A Beginner’s Guide to Poker

The game of poker is a card game in which players make bets and raise or fold according to a strategy determined by probability, psychology, and other factors. The game has many variants, but most involve betting between two people before the cards are dealt. Players may also bet on hands that they do not actually have, or bluff with their own money, which can create tension and lead to confrontations.

The value of a poker hand is in inverse proportion to its frequency, with the more unusual a combination being worth more. This makes it possible for players to beat other players by bluffing, although this is risky and can often backfire. The game’s reliance on chance means that a single bad beat can ruin an entire session.

To start with, it is important to understand the rules of poker and learn how to read the table. This is especially crucial for newcomers to the game. Knowing what the other players are doing is essential in figuring out which hands to play, and how much to bet. The best way to learn this is to pay attention to the other players at the table and try to guess what they might be holding.

After the initial betting round is over, the dealer puts three additional cards face-up on the table that anyone can use. These are called the flop. When the flop is revealed, the player with the best five-card poker hand wins. During or after the betting round, it is common for players to discard their own cards and draw replacements. This can help their chances of winning the pot.

It is important to remember that even strong hands can be beaten. For example, pocket kings can be crushed by an ace on the flop. This is because the ace is a high card that can break other players’ pairs. It is also a good idea to always be careful with suited high cards.

As a general rule, players should always act last when it is their turn to bet. This gives them more information than their opponents and allows them to make better value bets.

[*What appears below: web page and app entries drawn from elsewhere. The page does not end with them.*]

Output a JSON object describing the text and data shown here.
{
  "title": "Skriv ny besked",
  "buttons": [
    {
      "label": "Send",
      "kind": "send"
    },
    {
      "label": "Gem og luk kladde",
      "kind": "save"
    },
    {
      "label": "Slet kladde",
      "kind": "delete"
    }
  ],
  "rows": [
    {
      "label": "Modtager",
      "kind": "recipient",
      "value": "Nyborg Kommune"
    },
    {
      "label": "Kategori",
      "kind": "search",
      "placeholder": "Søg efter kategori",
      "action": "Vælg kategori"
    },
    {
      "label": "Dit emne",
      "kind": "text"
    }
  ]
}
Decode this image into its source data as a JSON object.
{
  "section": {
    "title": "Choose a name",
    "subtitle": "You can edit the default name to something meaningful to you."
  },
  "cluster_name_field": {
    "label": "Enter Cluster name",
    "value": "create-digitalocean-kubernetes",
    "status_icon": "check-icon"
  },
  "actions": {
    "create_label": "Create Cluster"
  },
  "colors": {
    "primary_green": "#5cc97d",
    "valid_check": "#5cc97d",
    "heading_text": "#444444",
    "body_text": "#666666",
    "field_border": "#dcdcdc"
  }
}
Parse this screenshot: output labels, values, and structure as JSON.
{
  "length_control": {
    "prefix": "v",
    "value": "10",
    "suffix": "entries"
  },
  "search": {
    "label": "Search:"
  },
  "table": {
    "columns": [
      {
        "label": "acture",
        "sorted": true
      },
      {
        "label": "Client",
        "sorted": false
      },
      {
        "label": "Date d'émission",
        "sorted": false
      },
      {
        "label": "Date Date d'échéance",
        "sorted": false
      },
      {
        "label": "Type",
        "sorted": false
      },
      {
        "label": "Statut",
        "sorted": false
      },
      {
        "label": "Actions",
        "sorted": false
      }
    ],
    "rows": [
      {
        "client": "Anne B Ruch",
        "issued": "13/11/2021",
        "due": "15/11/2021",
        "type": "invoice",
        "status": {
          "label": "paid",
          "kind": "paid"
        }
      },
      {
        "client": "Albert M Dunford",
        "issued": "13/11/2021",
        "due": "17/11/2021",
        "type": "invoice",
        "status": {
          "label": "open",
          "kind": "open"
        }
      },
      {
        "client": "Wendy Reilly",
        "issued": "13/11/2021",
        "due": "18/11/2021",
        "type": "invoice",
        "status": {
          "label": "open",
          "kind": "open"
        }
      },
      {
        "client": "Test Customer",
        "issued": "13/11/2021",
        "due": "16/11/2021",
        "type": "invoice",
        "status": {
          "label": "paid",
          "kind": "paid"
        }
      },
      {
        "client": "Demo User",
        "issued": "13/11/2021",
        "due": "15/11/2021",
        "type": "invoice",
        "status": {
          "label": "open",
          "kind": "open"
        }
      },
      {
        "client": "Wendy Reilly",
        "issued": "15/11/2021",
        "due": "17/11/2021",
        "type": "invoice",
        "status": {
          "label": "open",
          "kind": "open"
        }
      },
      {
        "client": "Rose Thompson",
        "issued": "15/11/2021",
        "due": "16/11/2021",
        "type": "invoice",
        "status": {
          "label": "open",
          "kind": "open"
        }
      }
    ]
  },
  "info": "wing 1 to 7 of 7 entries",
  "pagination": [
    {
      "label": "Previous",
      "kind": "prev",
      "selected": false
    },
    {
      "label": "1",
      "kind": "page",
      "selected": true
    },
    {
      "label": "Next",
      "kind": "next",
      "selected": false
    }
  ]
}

It is also a good idea to study the charts of poker hands so you know which hands beat which. For example, a flush beats a straight, and three of a kind beats two pair.

Finally, it is important to play poker only when you are in a positive mood. This is because the game can be mentally taxing and you will perform your best when you are happy. If you are feeling frustration, fatigue, or anger, then it is best to stop playing right away. You will save yourself a lot of money and you will be happier in the long run.